* **Task to complete**
Could you write the entries out again, exactly as they are?

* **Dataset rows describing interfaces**
▼
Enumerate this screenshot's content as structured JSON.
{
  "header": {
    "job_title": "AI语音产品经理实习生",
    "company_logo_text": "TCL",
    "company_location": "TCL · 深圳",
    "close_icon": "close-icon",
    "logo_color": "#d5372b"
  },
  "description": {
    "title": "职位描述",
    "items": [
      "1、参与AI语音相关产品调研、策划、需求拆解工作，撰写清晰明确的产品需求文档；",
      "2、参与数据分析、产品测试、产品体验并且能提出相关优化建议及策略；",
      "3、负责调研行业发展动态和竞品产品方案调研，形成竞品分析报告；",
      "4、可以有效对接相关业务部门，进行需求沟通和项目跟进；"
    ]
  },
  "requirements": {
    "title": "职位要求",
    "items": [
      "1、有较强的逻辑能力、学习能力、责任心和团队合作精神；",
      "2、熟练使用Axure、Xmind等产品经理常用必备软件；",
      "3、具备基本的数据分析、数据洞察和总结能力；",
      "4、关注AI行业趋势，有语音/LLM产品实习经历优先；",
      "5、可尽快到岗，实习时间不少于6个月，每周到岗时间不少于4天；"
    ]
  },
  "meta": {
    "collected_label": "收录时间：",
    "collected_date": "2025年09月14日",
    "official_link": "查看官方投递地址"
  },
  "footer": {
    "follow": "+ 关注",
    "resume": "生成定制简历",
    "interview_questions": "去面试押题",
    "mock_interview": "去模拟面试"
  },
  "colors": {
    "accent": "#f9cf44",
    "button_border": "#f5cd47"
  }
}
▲
* **Answer below**
Enumerate this screenshot's content as structured JSON.
{
  "header": {
    "job_title": "AI语音产品经理实习生",
    "company_logo_text": "TCL",
    "company_location": "TCL · 深圳",
    "close_icon": "close-icon",
    "logo_color": "#d5372b"
  },
  "description": {
    "title": "职位描述",
    "items": [
      "1、参与AI语音相关产品调研、策划、需求拆解工作，撰写清晰明确的产品需求文档；",
      "2、参与数据分析、产品测试、产品体验并且能提出相关优化建议及策略；",
      "3、负责调研行业发展动态和竞品产品方案调研，形成竞品分析报告；",
      "4、可以有效对接相关业务部门，进行需求沟通和项目跟进；"
    ]
  },
  "requirements": {
    "title": "职位要求",
    "items": [
      "1、有较强的逻辑能力、学习能力、责任心和团队合作精神；",
      "2、熟练使用Axure、Xmind等产品经理常用必备软件；",
      "3、具备基本的数据分析、数据洞察和总结能力；",
      "4、关注AI行业趋势，有语音/LLM产品实习经历优先；",
      "5、可尽快到岗，实习时间不少于6个月，每周到岗时间不少于4天；"
    ]
  },
  "meta": {
    "collected_label": "收录时间：",
    "collected_date": "2025年09月14日",
    "official_link": "查看官方投递地址"
  },
  "footer": {
    "follow": "+ 关注",
    "resume": "生成定制简历",
    "interview_questions": "去面试押题",
    "mock_interview": "去模拟面试"
  },
  "colors": {
    "accent": "#f9cf44",
    "button_border": "#f5cd47"
  }
}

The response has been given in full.